The Woodstock '94 concert is not supposed to be a nostalgic event. But promoters may be pining for the excitement that greeted the 1969 lovefest, when 500,000 flower children gathered in a Bethel, N.Y., field.
As of last week, only 150,000 tickets had been sold for Woodstock '94, scheduled to take place this weekend in Saugerties, N.Y., well below the concert's 250,000 capacity.
Organizers have replaced their four-ticket per buyer requirement with a two-ticket minimum.
Noting Woodstock '69 sold half of its tickets in the last week, Jane Lipsitz, marketing and sales supervisor for concert backer PolyGram Diversified Ventures, said, "We absolutely expect this to be a big success."

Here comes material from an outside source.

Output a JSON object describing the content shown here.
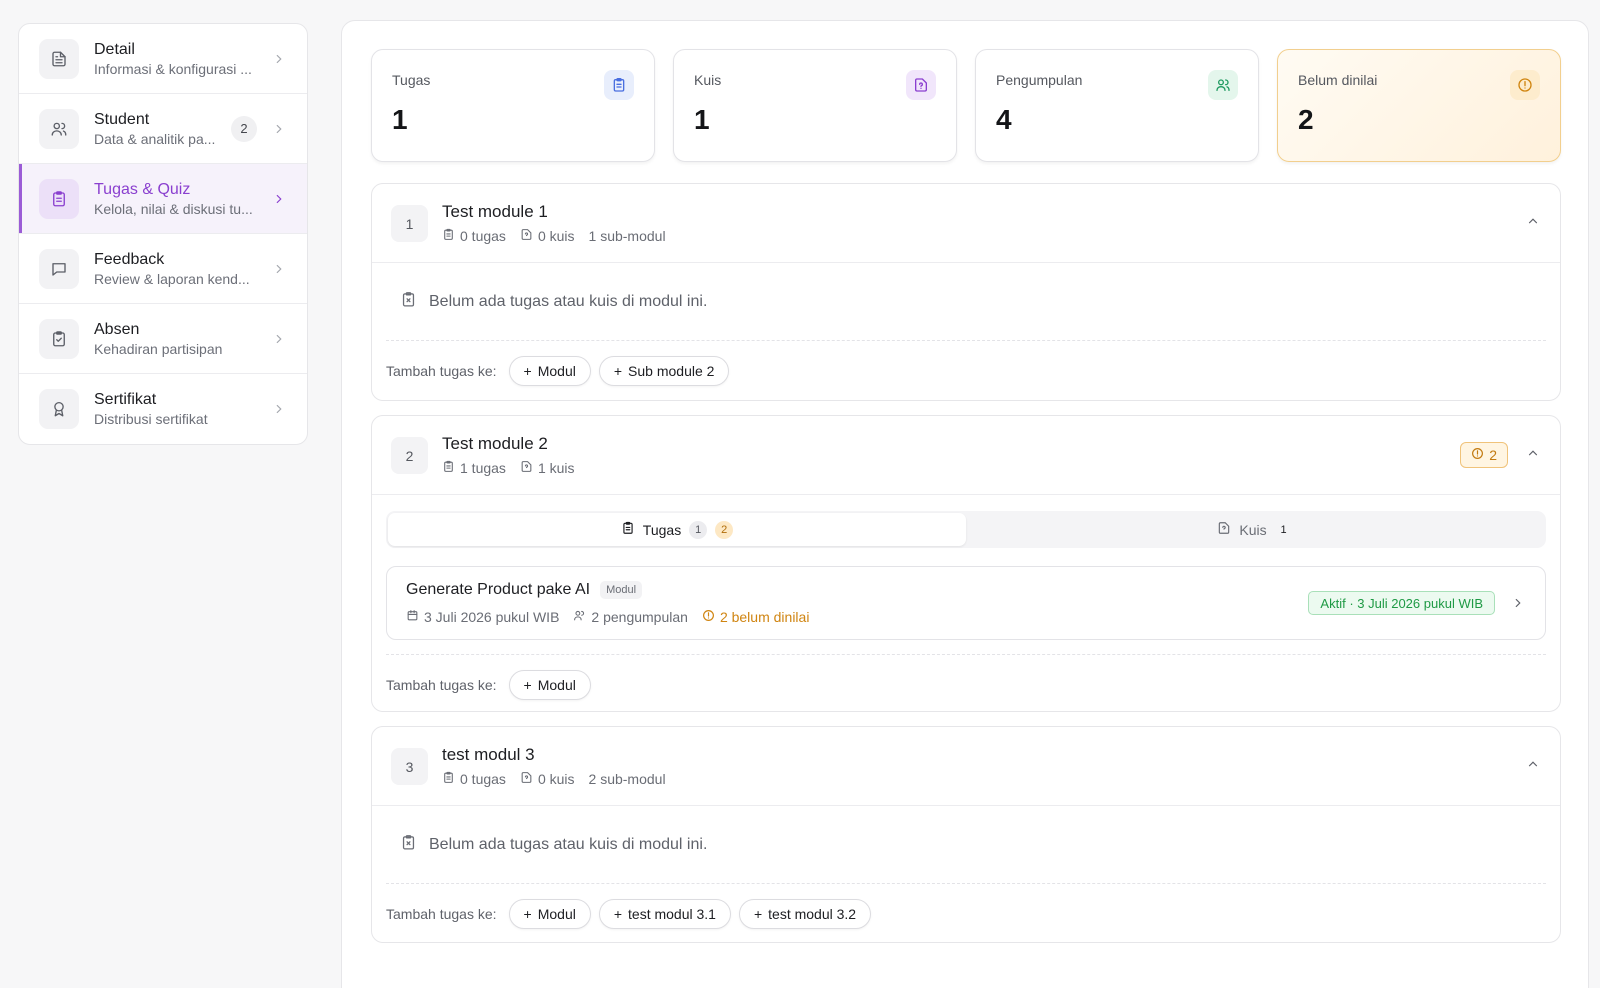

Perhaps part of the problem is this time round, people can watch the concert from home. Live pay-per-view show sales are said to be going quite well.
"We expect this to surpass sales for any kind of entertainment event other than boxing," said Craig Turner, corporate director of PPV for the Cablevision Industry, Liberty, N.Y., which operates about 40 systems with more than 1 million subscribers.

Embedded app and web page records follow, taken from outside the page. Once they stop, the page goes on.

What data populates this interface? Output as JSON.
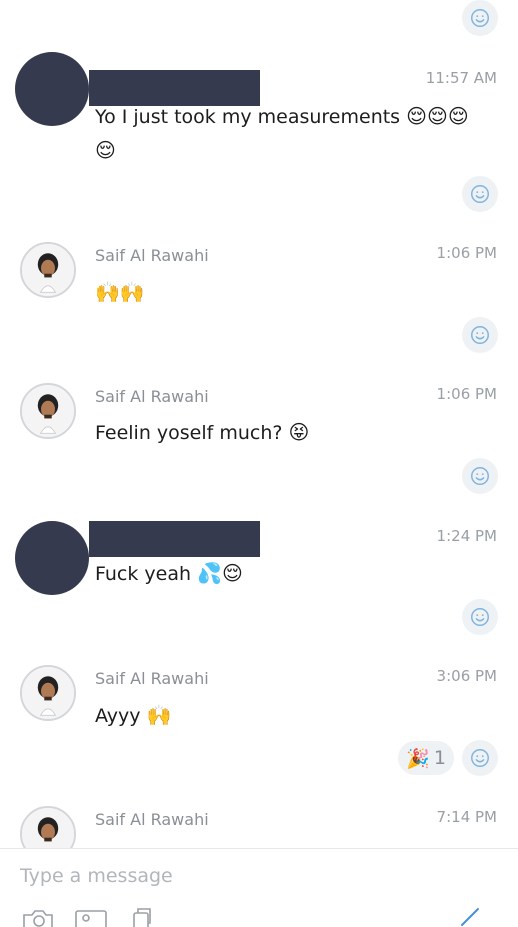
{
  "messages": [
    {
      "sender": "",
      "time": "11:57 AM",
      "text": "Yo I just took my measurements",
      "emoji": "😌😌😌 😌",
      "avatar": "redacted"
    },
    {
      "sender": "Saif Al Rawahi",
      "time": "1:06 PM",
      "text": "",
      "emoji": "🙌🙌",
      "avatar": "photo"
    },
    {
      "sender": "Saif Al Rawahi",
      "time": "1:06 PM",
      "text": "Feelin yoself much?",
      "emoji": "😝",
      "avatar": "photo"
    },
    {
      "sender": "",
      "time": "1:24 PM",
      "text": "Fuck yeah",
      "emoji": "💦😌",
      "avatar": "redacted"
    },
    {
      "sender": "Saif Al Rawahi",
      "time": "3:06 PM",
      "text": "Ayyy",
      "emoji": "🙌",
      "avatar": "photo",
      "reaction": {
        "emoji": "🎉",
        "count": "1"
      }
    },
    {
      "sender": "Saif Al Rawahi",
      "time": "7:14 PM",
      "text": "",
      "emoji": "",
      "avatar": "photo"
    }
  ],
  "composer": {
    "placeholder": "Type a message"
  },
  "icons": {
    "react": "smiley-face-icon",
    "camera": "camera-icon",
    "photo": "photo-icon",
    "gif": "gif-icon",
    "send": "send-icon"
  },
  "colors": {
    "redaction": "#353a4f",
    "icon_blue": "#7fb3e0",
    "reaction_bg": "#eef2f5"
  }
}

Meanwhile, corporate connections to the event continue to grow. MTV Networks last week announced it will telecast the first installment of its new home-shopping programming, hosted by supermodel Cindy Crawford, in conjunction with Woodstock '94.